Rice University’s Norma Torres Mendoza has also changed her personal trajectory. In Mexico, Torres Mendoza’s single mom worked three jobs to support her daughter and her parents. “Hungry for a better life,” they eventually escaped to Houston “in the back of an eighteen-wheeler.” Fast forward to now and Torres Mendoza, inspired by her mother’s example, is paying her blessings forward by supporting students through programs like Young Owls Leadership Program, Café College Houston and IDEA Public Schools. She doesn’t plan to stop there, either.

“In the next five years, I have political ambitions to represent Houstonians as we think about creative ways to provide interconnected social solutions that are nuanced in ways that cut across sector lines to expand opportunities,” she says.


Harvard Business School’s Ashley Terrell

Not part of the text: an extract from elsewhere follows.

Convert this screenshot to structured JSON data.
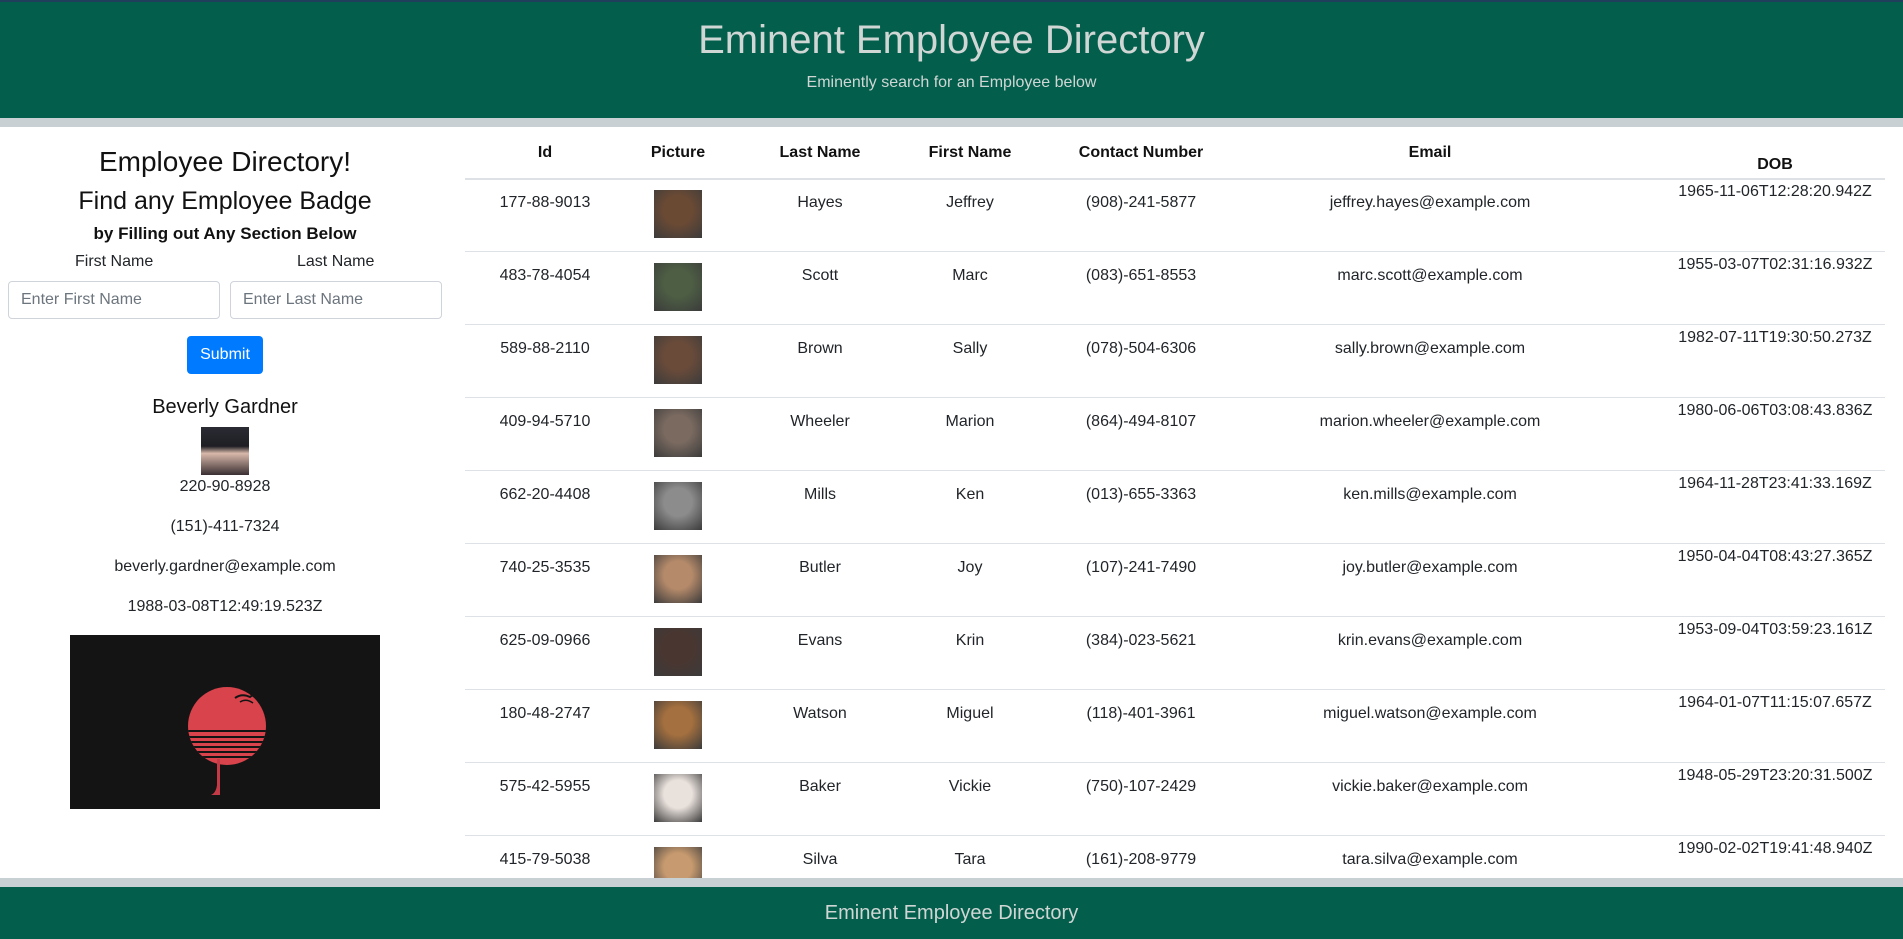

The virtues of risk-taking, self-sacrifice, and perseverance were also central to the parents of Dick Tam, a first year at the University of North Carolina’s Kenan-Flagler Business School. In fact, this management consultant still marvels at how his high school educated parents were able to navigate so many obstacles after immigrating to the United States.

“They left their home country with barely the clothes on their backs to a land where they didn’t know the language, culture, or geography, with no family to fall back on in search for a better life,” Tan says. “Knowing they were at a major disadvantage, my parents admitted they needed help and sought out resources around them. They were able to learn the English language from scratch, acquire jobs, and become contributing members of society while being able to send three children to college.”

It wasn’t just the parents who made the difference in the lives of these first gen students now streaming into MBA programs. Ashley Terrell grew up in Compton, California, a community she describes as being “plagued by drugs, gangs, and racial violence.” Whereas Terrell found her freedom through education, her maternal grandfather escaped Jim Crow oppression by joining the Air Force, where he gained the technical training to find work in Los Angeles’ burgeoning aerospace industry. While higher education “wasn’t an option” for Terrell’s grandfather, he made his granddaughter promise to go to college – even investing in Hooked on Phonics taps when she struggled with reading.

“He did not live to see me fulfill that promise,” Terrell admits, “but I know he’d be so proud to know that I not only fulfilled it by graduating from Duke, but I exceeded his expectations by graduating from Harvard Business School.”

Go to page 3 for in-depth profiles for over 20 first generation students who are studying in top-ranked business schools this year.

Questions about this article? Email us or leave a comment below.